Why Exercise Alone won’t Make you Thin

Why exercises alone won't make you thin

We all know at least one person who is dedicated to the gym, but who – in spite of all the working out – can’t seem to lose much weight.

Science says there’s a reason why: As a weight control tool, exercise is ineffective unless it’s combined with a calorie restricted diet. And that’s because exercise burns calories. And this makes you hungry.
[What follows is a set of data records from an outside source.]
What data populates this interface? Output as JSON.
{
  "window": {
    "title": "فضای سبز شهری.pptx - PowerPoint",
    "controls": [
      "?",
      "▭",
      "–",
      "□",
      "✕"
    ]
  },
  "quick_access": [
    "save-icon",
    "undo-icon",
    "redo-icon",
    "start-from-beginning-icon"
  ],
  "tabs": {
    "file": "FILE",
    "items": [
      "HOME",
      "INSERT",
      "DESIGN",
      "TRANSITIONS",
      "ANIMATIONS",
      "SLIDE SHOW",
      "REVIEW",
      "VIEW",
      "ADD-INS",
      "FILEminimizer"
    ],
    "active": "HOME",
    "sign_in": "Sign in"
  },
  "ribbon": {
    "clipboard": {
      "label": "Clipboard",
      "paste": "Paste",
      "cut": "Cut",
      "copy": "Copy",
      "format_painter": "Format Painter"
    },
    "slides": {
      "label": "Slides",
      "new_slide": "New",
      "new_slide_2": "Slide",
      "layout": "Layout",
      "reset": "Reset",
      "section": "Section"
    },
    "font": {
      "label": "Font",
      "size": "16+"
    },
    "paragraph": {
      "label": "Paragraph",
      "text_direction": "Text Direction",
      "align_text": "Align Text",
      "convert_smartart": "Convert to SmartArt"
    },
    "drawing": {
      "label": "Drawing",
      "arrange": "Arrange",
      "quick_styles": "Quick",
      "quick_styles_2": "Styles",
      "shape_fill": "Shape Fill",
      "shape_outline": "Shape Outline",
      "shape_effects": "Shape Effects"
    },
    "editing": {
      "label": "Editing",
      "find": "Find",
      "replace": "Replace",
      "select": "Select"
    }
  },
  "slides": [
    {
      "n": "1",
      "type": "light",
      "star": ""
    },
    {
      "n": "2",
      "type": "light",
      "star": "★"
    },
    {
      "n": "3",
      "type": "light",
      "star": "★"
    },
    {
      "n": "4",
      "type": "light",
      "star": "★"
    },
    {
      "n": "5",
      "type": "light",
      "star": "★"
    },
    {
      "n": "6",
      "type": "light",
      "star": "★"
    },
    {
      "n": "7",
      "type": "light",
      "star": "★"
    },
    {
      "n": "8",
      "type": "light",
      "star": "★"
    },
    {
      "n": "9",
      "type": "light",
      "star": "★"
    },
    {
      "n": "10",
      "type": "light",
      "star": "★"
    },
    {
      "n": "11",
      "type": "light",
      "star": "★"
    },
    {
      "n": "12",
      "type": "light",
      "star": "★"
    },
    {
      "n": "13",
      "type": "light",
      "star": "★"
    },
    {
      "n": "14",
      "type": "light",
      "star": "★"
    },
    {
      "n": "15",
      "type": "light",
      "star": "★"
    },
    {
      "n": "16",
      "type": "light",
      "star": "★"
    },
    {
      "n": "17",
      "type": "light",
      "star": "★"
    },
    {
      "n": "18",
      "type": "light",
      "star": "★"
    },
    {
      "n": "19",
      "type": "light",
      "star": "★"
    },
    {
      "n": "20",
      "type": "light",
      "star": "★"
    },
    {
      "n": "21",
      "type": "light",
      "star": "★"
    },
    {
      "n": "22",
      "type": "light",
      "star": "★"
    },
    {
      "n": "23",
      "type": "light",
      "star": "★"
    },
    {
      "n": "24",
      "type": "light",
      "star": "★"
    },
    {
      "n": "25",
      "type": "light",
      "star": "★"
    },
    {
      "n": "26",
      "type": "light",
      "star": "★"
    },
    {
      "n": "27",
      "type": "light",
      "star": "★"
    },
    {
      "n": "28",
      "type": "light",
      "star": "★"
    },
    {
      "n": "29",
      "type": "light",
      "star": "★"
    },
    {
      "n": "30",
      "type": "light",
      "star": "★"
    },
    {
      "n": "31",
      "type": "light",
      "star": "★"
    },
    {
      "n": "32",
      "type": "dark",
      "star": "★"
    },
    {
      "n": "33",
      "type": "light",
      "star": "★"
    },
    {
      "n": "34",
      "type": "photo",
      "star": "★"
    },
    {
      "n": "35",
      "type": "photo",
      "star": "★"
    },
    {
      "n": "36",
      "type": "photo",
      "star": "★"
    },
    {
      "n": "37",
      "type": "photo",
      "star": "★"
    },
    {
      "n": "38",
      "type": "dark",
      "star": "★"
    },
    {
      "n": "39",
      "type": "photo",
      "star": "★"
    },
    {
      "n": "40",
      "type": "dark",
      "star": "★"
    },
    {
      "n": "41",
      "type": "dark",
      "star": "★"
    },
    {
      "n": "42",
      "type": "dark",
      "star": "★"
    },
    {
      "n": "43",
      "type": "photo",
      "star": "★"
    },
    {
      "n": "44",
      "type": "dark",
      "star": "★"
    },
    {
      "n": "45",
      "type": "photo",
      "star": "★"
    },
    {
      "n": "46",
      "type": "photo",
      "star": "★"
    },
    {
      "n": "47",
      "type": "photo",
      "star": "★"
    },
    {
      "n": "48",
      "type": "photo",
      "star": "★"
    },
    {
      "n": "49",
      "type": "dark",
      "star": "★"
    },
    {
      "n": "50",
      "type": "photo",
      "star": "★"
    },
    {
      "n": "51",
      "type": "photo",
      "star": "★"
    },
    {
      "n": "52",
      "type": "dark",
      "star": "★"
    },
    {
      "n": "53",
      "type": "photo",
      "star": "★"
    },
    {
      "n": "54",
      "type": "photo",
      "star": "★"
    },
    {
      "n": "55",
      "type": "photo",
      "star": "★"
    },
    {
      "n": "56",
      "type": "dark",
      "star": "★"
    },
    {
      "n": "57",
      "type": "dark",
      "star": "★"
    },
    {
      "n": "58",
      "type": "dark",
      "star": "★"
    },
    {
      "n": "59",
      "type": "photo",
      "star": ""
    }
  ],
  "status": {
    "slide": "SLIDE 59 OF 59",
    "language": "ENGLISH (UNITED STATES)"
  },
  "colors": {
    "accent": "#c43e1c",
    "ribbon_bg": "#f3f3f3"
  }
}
So if you’re not being strict about what goes into your mouth (and in what quantities), you’ll find yourself gaining weight, if not simply maintaining it.

The proof is in the pudding: A study in weight-loss

One study divided 646 overweight women who didn’t exercise, into three groups.


Group 1 was asked only to exercise.

Group 2 was asked only to cut back on calories, but not to exercise.

Group 3 was asked to do both – cut calories and exercise.


After six months, the results were interesting.

Group 1 hardly lost any weight – a mere 1kg, on average. These ladies found that the exercise stimulated their appetite, so they unconsciously ate more. And they rewarded themselves with sweet treats and snacks when they had exercised. So the calories they burned through the exercise were quickly replaced.

Group 2 lost an average of 8kg. This is because they literally took in fewer food calories. And their daily activities were sufficient to burn off even more calories. Remember that a one hour workout will not burn as many calories as you burn over the course of a regular day (walking up and down the office stairs, etc). So it makes sense that the one hour workout at the gym won’t be sufficient to make a difference to the numbers on the scale.

Group 3 lost an average of 10kg. And it’s simply because they ate less AND moved more. They burned more calories and they also took in fewer calories.

The message is clear

If you want to lose weight (and keep it off!), you have to stick to a regime of exercise plus calorie controlled diet. And the most effective way to do this is to literally count the calories.

Author: Tanja Schmitz

Founder and Editor of Fitness Magazine. You’ll find her behind her computer or on her bike, dreaming up new ways to improve or create content for you.